While she had taken an audio-visual production course as a freshman in high school, McCormick said it wasn’t until her junior or senior year that she seriously began to consider filmmaking.

“I thought to myself, ‘I would be happy if I did this for a living,’” she said.

McCormick originally planned to attend college in Powell, because she was unaware of the CWC film program. However, after hearing about Nielson’s courses, McCormick moved to Riverton to pursue her Associate of Arts in Film. At CWC, McCormick enjoyed working both with Nielsen and TV/Broadcasting Professor Amanda Nicholoff.

“Jeremy made sure my visions came true and worked hard with me and all my life obstacles,” she said. “Amanda was there for me on my bad days and reminded me to keep my head up and keep pushing.”

McCormick’s peers enjoyed working with her as well. CWC alumnus Logan Kay edited “Addiction” and said he hopes to work with McCormick again in the future.

“Working with Falon was great,” he said. “This project was particularly fun because we did it in class…We got to learn everything, then we got to do it. We grew in film together.”

Kay said he and McCormick primarily focused on applying the vertigo effect to a particular scene. He was able to edit the footage to make it appear as though the camera zooms out on the actress and in on the background simultaneously. 

“That was by far the most challenging, but a fun edit to do,” Kay said. “After that shot was finished, I pretty much got free range on editing it in such a way to make the audience uncomfortable.”

While working on “Addiction,” other members of McCormick’s 10-person crew noted she had a unique approach to directorship. 

“I was told I wasn’t a normal director,” McCormick said. “I was in the action and helping people set up and move things when I was supposed to just be telling people what to do. I’m a helper—I have a hard time just sitting there while others do the work.”

While she said she hasn’t started writing her next project yet, McCormick is still focusing on working creatively.
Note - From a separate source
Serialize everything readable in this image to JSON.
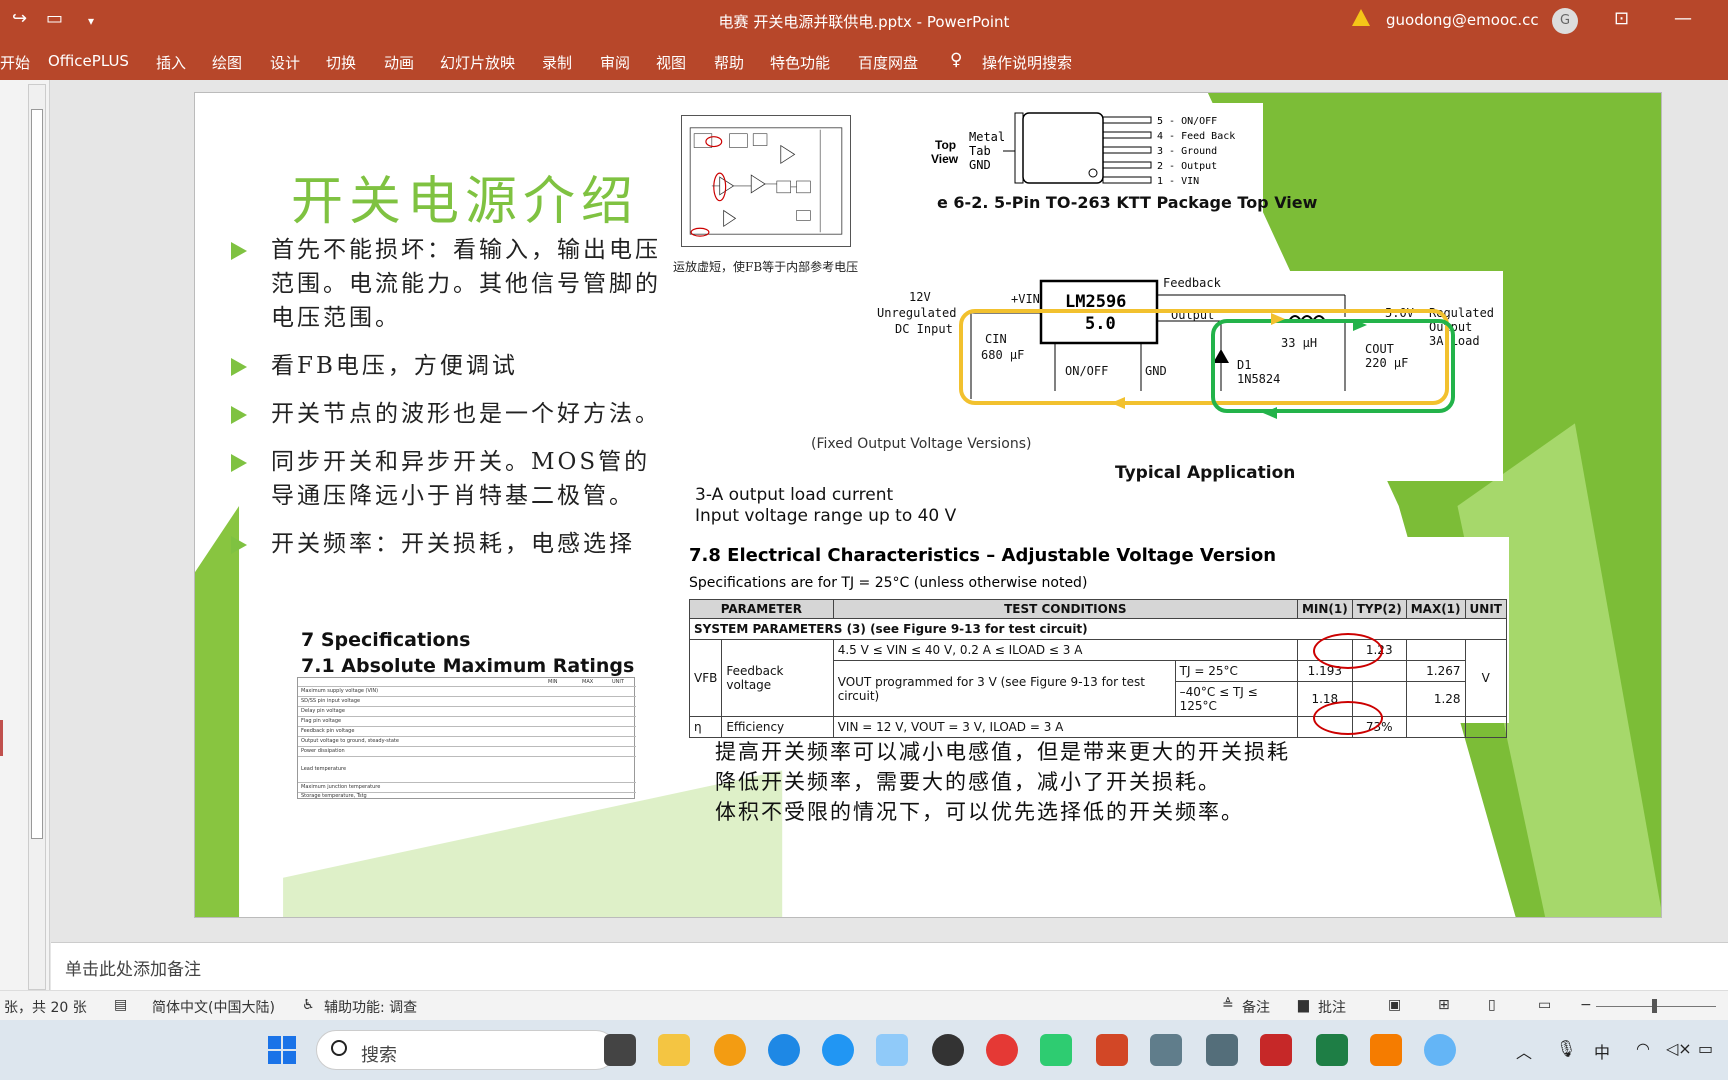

After graduating in 2018, she returned to her hometown in Casper where she works as a substitute teacher, caretaker and photographer.

McCormick anticipates her next project will involve struggles with a different mental disorder and she intends to pursue film out of state. However, McCormick said her time at CWC taught her how to express herself and achieve her goals, and this chapter might not be quite over for her.

“There is a chance I may want to return to CWC and receive my new media degree, but I’m not sure yet,” she said.